- Identify two ways out of each room in your home, identify a meeting place for your family outside, practice your plan at least twice a year when you change your clock. Once Outside - Account for all family members at your designated meeting place, call 911 from a safe location, never go back inside a burning building for any reason.
- Working Smoke Alarms Save Lives
- Ensure you have a working smoke alarm on each floor of your home, additional smoke alarms can be placed in sleeping and kitchen areas, test your smoke alarms monthly, change the battery when you change your clock twice a year, if your smoke alarms are powered by your homes electrical system consider installing battery powered smoke alarms as a back up in case of a power outage.
For a free home safety evaluation in Montgomery County call the hotline at 240.777.2276 to schedule a time.
- Kitchen Fires.
- Most kitchen fires occur because food is left unattended on the stove or in the oven. If you must leave the kitchen while cooking, take a spoon or potholder with you to remind you to return to the kitchen. Never cook with loose, dangling sleeves that can ignite easily. Heat cooking oils gradually and use extra caution when deep-frying. If a fire breaks out in a pan, put a lid on the pan. Never throw water on a grease fire. Check appliances for cleanliness and wear and tear.
- We prefer that you don't smoke at all, but if you must - Don't leave smoking materials unattended. Use "safety ashtrays" with wide lips. Empty all ashtrays into the toilet or a metal container every night before going to bed. Never smoke in bed. Don't smoke when drowsy.

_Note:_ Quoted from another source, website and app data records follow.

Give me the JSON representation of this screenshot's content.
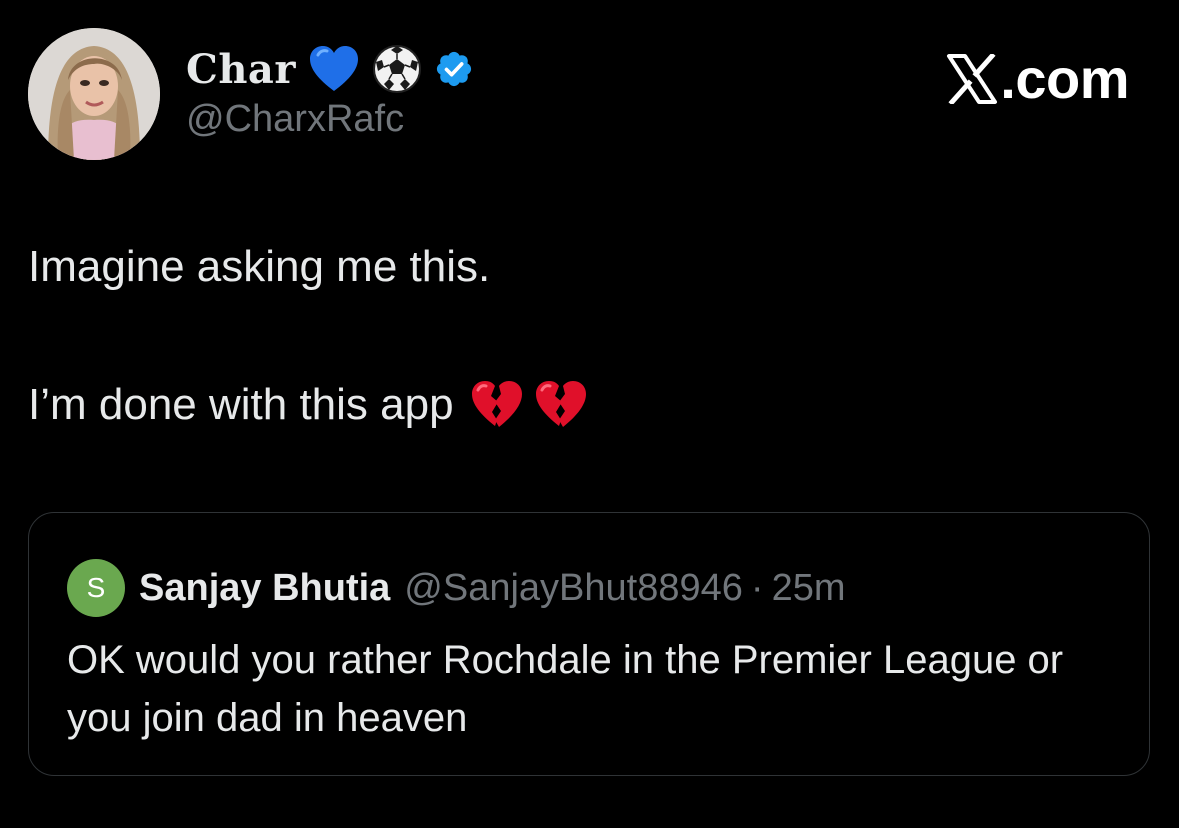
{
  "author": {
    "display_name": "Char",
    "handle": "@CharxRafc",
    "name_emojis": [
      "blue-heart-icon",
      "soccer-ball-icon"
    ],
    "verified": true
  },
  "brand": {
    "label": ".com",
    "logo": "x-logo-icon"
  },
  "tweet": {
    "line1": "Imagine asking me this.",
    "line2": "I’m done with this app",
    "line2_emojis": [
      "broken-heart-icon",
      "broken-heart-icon"
    ]
  },
  "quoted": {
    "avatar_letter": "S",
    "name": "Sanjay Bhutia",
    "handle": "@SanjayBhut88946",
    "separator": "·",
    "time": "25m",
    "text": "OK would you rather Rochdale in the Premier League or you join dad in heaven"
  },
  "colors": {
    "background": "#000000",
    "text_primary": "#e7e9ea",
    "text_secondary": "#71767b",
    "verified_blue": "#1d9bf0",
    "quote_border": "#2f3336",
    "quote_avatar": "#6aa84f"
  }
}
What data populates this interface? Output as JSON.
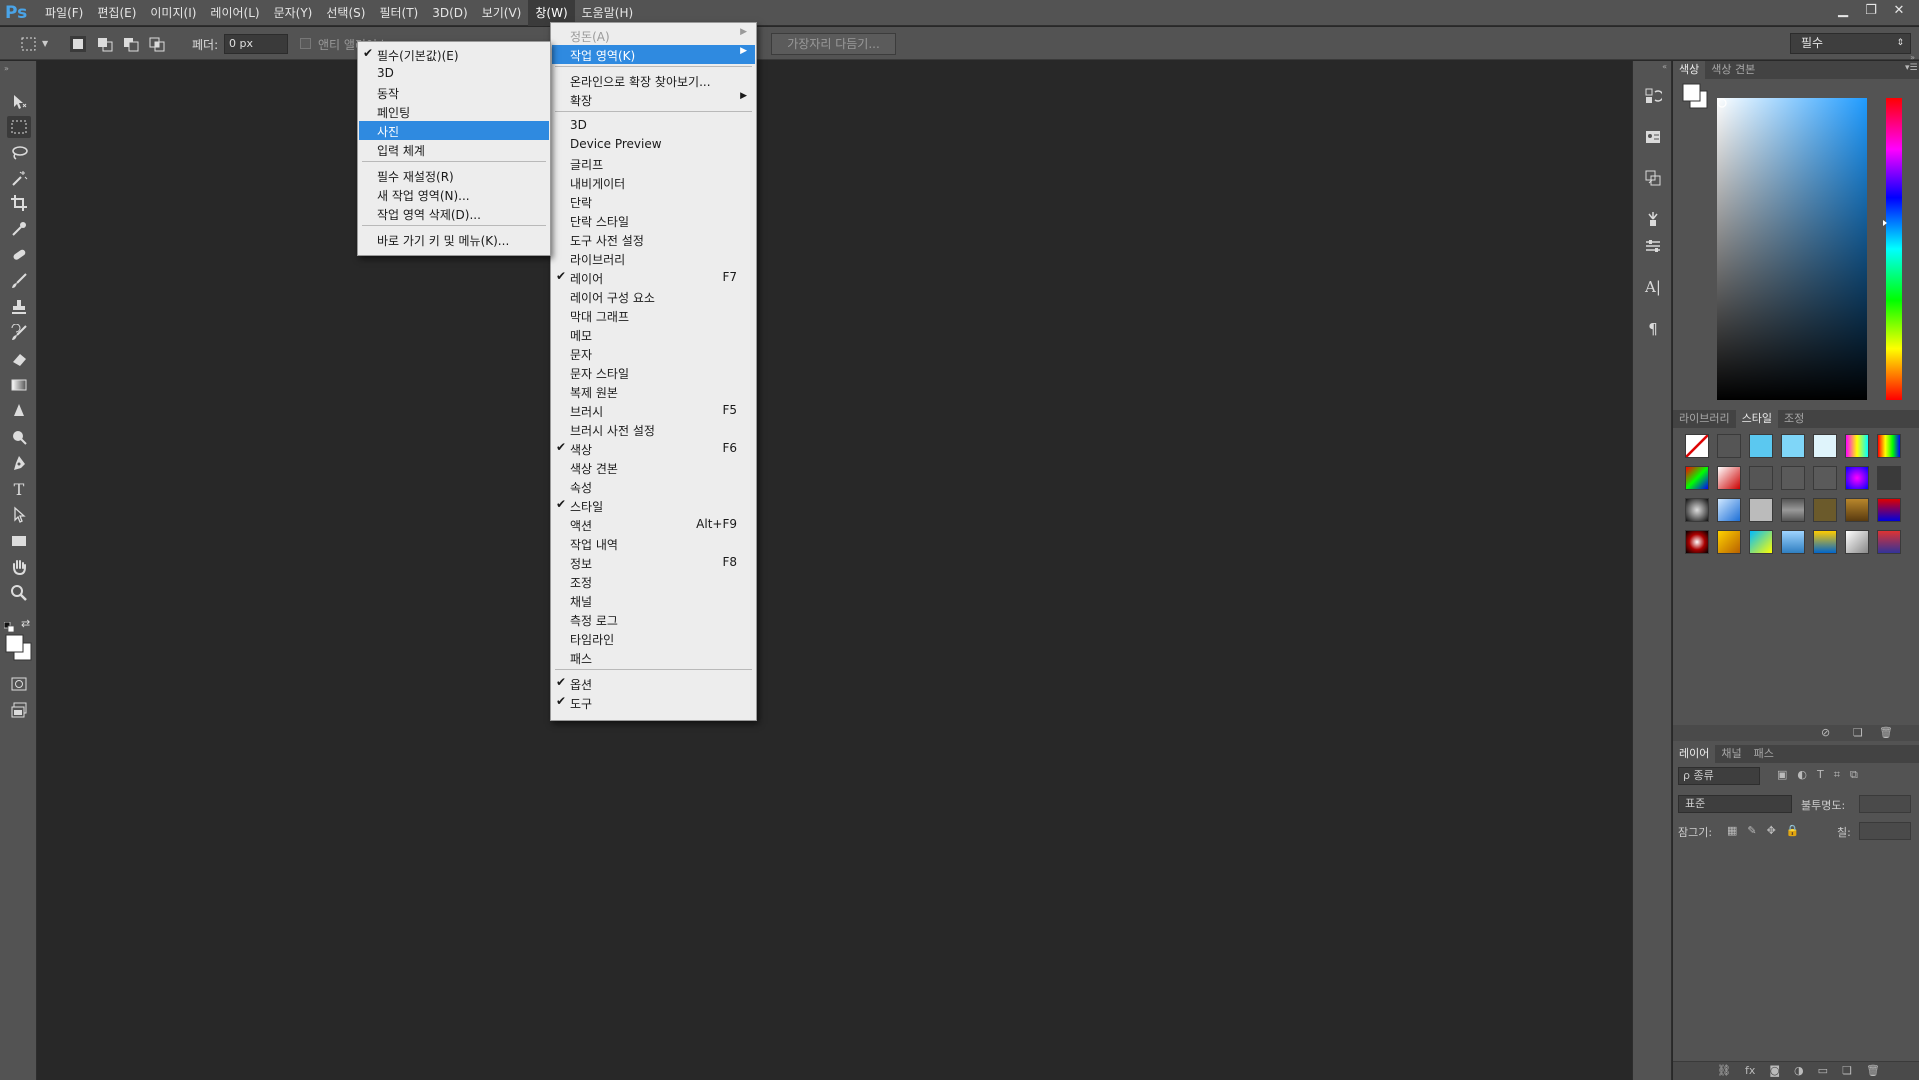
{
  "app": {
    "logo": "Ps"
  },
  "menubar": {
    "items": [
      "파일(F)",
      "편집(E)",
      "이미지(I)",
      "레이어(L)",
      "문자(Y)",
      "선택(S)",
      "필터(T)",
      "3D(D)",
      "보기(V)",
      "창(W)",
      "도움말(H)"
    ],
    "active": "창(W)"
  },
  "window_controls": {
    "minimize": "▁",
    "restore": "❐",
    "close": "✕"
  },
  "options": {
    "feather_label": "페더:",
    "feather_value": "0 px",
    "antialias_label": "앤티 앨리어스",
    "refine_edge": "가장자리 다듬기...",
    "workspace": "필수"
  },
  "workspace_submenu": {
    "items": [
      {
        "label": "필수(기본값)(E)",
        "checked": true
      },
      {
        "label": "3D"
      },
      {
        "label": "동작"
      },
      {
        "label": "페인팅"
      },
      {
        "label": "사진",
        "highlighted": true
      },
      {
        "label": "입력 체계"
      },
      {
        "label": "필수 재설정(R)"
      },
      {
        "label": "새 작업 영역(N)..."
      },
      {
        "label": "작업 영역 삭제(D)..."
      },
      {
        "label": "바로 가기 키 및 메뉴(K)..."
      }
    ]
  },
  "window_menu": {
    "items": [
      {
        "label": "정돈(A)",
        "arrow": true,
        "disabled": true
      },
      {
        "label": "작업 영역(K)",
        "arrow": true,
        "highlighted": true
      },
      {
        "label": "온라인으로 확장 찾아보기..."
      },
      {
        "label": "확장",
        "arrow": true
      },
      {
        "label": "3D"
      },
      {
        "label": "Device Preview"
      },
      {
        "label": "글리프"
      },
      {
        "label": "내비게이터"
      },
      {
        "label": "단락"
      },
      {
        "label": "단락 스타일"
      },
      {
        "label": "도구 사전 설정"
      },
      {
        "label": "라이브러리"
      },
      {
        "label": "레이어",
        "checked": true,
        "shortcut": "F7"
      },
      {
        "label": "레이어 구성 요소"
      },
      {
        "label": "막대 그래프"
      },
      {
        "label": "메모"
      },
      {
        "label": "문자"
      },
      {
        "label": "문자 스타일"
      },
      {
        "label": "복제 원본"
      },
      {
        "label": "브러시",
        "shortcut": "F5"
      },
      {
        "label": "브러시 사전 설정"
      },
      {
        "label": "색상",
        "checked": true,
        "shortcut": "F6"
      },
      {
        "label": "색상 견본"
      },
      {
        "label": "속성"
      },
      {
        "label": "스타일",
        "checked": true
      },
      {
        "label": "액션",
        "shortcut": "Alt+F9"
      },
      {
        "label": "작업 내역"
      },
      {
        "label": "정보",
        "shortcut": "F8"
      },
      {
        "label": "조정"
      },
      {
        "label": "채널"
      },
      {
        "label": "측정 로그"
      },
      {
        "label": "타임라인"
      },
      {
        "label": "패스"
      },
      {
        "label": "옵션",
        "checked": true
      },
      {
        "label": "도구",
        "checked": true
      }
    ]
  },
  "panels": {
    "color_tabs": [
      "색상",
      "색상 견본"
    ],
    "styles_tabs": [
      "라이브러리",
      "스타일",
      "조정"
    ],
    "layers_tabs": [
      "레이어",
      "채널",
      "패스"
    ],
    "layers": {
      "filter_kind": "ρ 종류",
      "blend_mode": "표준",
      "opacity_label": "불투명도:",
      "lock_label": "잠그기:",
      "fill_label": "칠:"
    }
  },
  "colors": {
    "accent": "#2f8ae0",
    "ui_bg": "#535353",
    "canvas_bg": "#282828"
  }
}
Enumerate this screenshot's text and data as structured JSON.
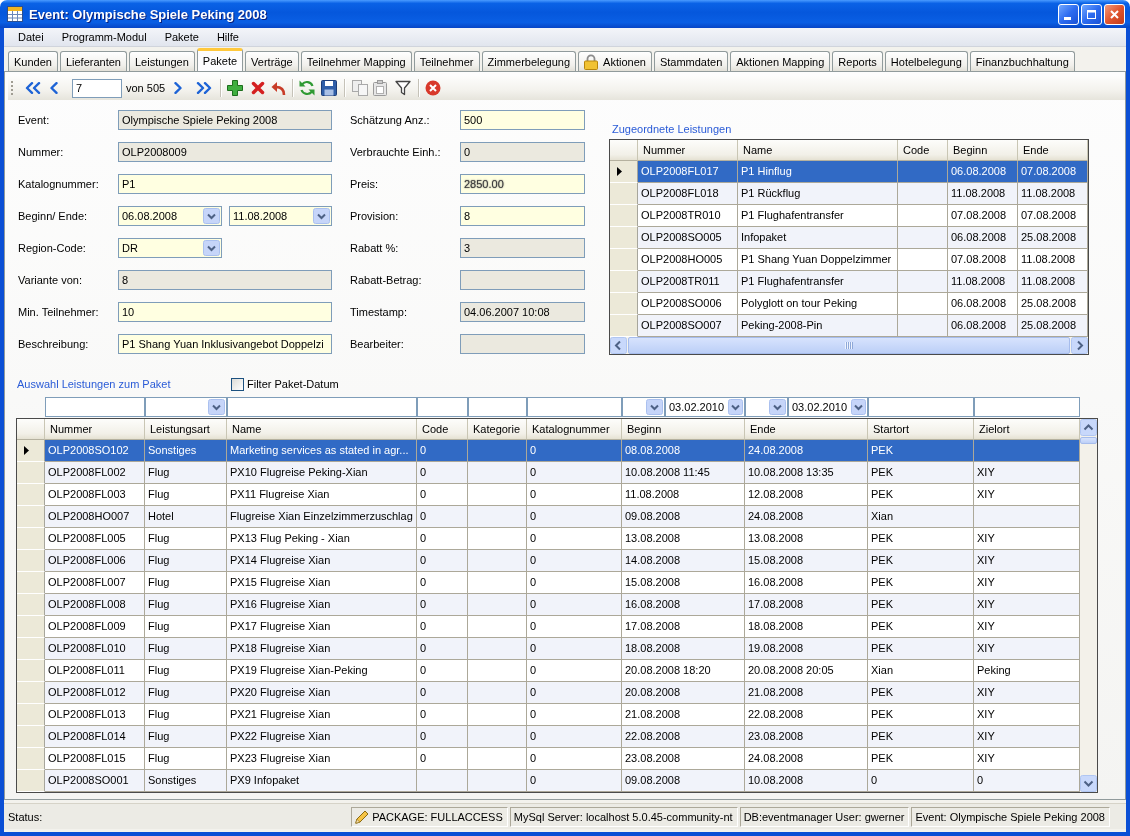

- Keep burning candles out of children's and pet's reach; keep matches and lighters out of sight and locked away. Make sure they are in stable holders. Do not leave candles unattended - especially around children or pets. Do not place candles near draperies or anything that might easily catch fire. Make sure you put out candles when you go to bed or leave the home.
See: International Association of Fire Chiefs for news release: http://www.iafc.org